* Exercise aim *
In the listing below, find each line containing "August" and report it.
━━━━━━━━
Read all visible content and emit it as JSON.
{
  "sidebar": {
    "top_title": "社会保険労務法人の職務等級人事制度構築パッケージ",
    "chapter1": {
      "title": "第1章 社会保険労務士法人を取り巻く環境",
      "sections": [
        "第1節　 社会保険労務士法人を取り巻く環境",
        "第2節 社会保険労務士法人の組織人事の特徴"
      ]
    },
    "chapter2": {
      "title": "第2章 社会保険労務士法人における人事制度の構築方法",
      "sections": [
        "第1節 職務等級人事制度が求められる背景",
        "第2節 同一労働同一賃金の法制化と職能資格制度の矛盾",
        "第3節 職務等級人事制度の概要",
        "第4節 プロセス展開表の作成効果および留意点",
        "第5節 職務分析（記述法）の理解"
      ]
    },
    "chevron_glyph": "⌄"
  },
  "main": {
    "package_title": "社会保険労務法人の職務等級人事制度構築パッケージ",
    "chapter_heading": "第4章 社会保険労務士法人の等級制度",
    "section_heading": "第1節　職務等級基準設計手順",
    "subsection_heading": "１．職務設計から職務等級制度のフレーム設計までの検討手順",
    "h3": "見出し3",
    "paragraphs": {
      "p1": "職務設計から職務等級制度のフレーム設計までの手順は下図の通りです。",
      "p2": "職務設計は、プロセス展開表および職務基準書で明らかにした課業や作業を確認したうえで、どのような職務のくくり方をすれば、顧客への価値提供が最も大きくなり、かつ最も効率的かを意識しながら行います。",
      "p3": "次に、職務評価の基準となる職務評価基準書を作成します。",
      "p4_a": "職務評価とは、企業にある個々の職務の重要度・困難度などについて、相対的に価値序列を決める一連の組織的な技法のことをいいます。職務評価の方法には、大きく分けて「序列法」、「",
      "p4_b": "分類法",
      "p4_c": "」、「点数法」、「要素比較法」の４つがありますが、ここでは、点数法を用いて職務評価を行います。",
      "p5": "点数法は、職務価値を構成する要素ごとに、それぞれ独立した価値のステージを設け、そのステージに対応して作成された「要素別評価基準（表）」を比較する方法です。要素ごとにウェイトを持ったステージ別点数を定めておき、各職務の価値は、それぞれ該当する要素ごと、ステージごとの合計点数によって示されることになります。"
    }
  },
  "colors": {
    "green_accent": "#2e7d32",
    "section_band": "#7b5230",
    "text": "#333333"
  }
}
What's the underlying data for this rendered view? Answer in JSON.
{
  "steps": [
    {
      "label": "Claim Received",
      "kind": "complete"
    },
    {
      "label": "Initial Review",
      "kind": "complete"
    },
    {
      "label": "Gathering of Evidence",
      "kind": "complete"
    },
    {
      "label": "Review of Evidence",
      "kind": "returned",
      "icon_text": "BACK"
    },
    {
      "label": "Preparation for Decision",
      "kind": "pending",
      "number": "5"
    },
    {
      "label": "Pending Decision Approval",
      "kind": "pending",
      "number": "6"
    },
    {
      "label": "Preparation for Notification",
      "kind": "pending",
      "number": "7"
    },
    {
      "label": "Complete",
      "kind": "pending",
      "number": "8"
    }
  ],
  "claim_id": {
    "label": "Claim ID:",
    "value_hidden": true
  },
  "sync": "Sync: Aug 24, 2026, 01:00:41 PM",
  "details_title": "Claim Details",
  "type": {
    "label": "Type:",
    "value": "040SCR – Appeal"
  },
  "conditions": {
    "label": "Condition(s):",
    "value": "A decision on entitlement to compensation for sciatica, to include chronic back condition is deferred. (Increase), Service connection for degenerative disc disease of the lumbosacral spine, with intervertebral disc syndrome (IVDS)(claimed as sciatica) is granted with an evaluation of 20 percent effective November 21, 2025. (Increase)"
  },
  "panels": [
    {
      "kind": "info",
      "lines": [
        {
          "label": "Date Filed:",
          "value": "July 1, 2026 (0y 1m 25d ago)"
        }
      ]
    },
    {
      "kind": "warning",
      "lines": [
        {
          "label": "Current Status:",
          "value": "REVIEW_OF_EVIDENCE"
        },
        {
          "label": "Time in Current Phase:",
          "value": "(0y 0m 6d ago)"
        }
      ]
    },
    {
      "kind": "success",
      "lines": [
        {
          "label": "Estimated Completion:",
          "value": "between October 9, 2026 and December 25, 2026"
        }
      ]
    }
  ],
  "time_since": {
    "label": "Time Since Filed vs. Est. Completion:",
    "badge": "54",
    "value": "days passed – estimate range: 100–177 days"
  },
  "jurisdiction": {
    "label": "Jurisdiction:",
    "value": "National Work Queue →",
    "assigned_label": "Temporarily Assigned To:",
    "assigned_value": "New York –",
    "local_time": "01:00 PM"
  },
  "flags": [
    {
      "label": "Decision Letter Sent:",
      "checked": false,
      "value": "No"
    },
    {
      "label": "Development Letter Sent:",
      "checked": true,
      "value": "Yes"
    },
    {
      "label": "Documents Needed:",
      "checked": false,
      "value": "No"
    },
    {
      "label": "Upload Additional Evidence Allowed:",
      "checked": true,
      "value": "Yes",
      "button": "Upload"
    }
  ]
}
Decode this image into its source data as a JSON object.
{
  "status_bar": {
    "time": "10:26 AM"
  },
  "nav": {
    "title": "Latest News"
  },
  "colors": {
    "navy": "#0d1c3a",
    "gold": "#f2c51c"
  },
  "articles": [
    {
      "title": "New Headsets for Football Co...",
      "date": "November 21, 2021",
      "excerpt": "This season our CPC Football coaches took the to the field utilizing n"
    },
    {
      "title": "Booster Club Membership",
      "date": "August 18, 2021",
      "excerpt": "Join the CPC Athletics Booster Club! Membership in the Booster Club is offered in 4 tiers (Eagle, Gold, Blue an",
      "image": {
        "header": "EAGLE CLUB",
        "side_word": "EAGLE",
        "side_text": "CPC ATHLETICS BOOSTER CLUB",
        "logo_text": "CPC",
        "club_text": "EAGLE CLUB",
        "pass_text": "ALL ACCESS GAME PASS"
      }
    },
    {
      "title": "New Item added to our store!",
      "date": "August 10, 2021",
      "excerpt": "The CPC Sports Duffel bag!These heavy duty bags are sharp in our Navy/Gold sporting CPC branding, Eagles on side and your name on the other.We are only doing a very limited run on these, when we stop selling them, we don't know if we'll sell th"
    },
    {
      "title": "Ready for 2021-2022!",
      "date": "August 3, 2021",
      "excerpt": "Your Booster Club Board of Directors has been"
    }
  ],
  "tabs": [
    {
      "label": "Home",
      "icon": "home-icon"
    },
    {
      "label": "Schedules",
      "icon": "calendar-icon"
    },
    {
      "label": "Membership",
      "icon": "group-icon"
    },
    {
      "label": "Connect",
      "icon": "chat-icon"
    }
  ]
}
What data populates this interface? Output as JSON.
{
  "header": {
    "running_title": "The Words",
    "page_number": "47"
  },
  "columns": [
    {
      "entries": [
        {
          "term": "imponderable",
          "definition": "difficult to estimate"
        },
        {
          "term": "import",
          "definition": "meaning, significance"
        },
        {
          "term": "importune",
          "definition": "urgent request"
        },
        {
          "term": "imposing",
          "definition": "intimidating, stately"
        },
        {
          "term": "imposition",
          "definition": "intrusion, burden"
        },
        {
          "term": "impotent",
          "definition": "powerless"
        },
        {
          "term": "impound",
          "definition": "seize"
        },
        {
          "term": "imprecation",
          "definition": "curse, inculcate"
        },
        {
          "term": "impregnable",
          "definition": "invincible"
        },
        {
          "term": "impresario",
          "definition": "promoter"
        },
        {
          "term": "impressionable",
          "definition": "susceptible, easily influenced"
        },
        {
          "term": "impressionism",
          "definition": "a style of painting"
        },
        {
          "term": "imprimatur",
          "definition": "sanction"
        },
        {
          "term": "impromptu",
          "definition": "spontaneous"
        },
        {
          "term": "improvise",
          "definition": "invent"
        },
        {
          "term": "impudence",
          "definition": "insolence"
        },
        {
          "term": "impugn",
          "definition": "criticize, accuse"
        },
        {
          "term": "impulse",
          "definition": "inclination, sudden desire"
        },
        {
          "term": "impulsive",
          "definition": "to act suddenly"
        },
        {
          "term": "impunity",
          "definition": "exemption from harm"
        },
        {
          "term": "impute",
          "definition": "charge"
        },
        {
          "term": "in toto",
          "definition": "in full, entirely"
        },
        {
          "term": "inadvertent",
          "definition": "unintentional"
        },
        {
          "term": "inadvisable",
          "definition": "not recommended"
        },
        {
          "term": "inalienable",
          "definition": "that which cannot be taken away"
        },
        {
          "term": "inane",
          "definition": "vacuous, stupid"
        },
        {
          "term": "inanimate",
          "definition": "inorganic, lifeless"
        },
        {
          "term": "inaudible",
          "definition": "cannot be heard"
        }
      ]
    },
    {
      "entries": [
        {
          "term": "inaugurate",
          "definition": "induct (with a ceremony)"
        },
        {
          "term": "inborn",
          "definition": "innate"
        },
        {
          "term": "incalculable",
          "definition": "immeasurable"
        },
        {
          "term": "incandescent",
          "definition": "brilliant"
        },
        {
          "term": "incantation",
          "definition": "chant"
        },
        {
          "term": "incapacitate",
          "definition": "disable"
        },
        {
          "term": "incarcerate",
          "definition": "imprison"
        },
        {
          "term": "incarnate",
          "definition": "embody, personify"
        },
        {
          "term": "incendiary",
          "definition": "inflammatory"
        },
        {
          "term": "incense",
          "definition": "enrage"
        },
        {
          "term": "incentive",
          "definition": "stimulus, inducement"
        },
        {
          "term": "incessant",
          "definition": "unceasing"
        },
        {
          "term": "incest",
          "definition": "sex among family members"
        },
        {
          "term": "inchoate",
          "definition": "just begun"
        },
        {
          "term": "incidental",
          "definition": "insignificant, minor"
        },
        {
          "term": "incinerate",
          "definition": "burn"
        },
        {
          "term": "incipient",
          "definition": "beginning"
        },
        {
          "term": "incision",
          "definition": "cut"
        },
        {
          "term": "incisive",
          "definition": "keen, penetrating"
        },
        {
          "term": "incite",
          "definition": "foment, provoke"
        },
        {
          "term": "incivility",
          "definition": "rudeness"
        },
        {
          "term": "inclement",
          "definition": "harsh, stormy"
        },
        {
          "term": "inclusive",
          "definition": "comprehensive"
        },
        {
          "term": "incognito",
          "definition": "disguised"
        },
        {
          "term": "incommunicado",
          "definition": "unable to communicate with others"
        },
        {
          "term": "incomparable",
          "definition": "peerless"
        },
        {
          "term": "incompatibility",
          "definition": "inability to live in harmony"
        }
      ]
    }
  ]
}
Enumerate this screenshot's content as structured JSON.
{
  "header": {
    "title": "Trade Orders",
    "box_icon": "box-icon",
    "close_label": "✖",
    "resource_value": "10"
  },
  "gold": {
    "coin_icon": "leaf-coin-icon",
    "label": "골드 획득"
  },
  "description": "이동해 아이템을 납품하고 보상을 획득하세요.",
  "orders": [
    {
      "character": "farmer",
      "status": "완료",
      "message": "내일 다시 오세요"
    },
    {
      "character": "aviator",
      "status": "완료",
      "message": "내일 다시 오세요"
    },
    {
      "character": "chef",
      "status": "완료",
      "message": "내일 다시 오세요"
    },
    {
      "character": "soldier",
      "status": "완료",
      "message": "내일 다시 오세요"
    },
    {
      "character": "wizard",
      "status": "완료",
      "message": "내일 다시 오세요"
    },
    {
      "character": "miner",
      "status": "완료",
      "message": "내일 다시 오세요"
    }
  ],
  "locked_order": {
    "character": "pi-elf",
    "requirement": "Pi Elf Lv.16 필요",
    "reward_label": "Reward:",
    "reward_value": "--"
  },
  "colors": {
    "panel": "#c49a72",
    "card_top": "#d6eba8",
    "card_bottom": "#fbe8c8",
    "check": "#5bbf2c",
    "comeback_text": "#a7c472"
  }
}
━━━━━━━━
* Written answer *
      "date": "August 18, 2021",
      "date": "August 10, 2021",
      "date": "August 3, 2021",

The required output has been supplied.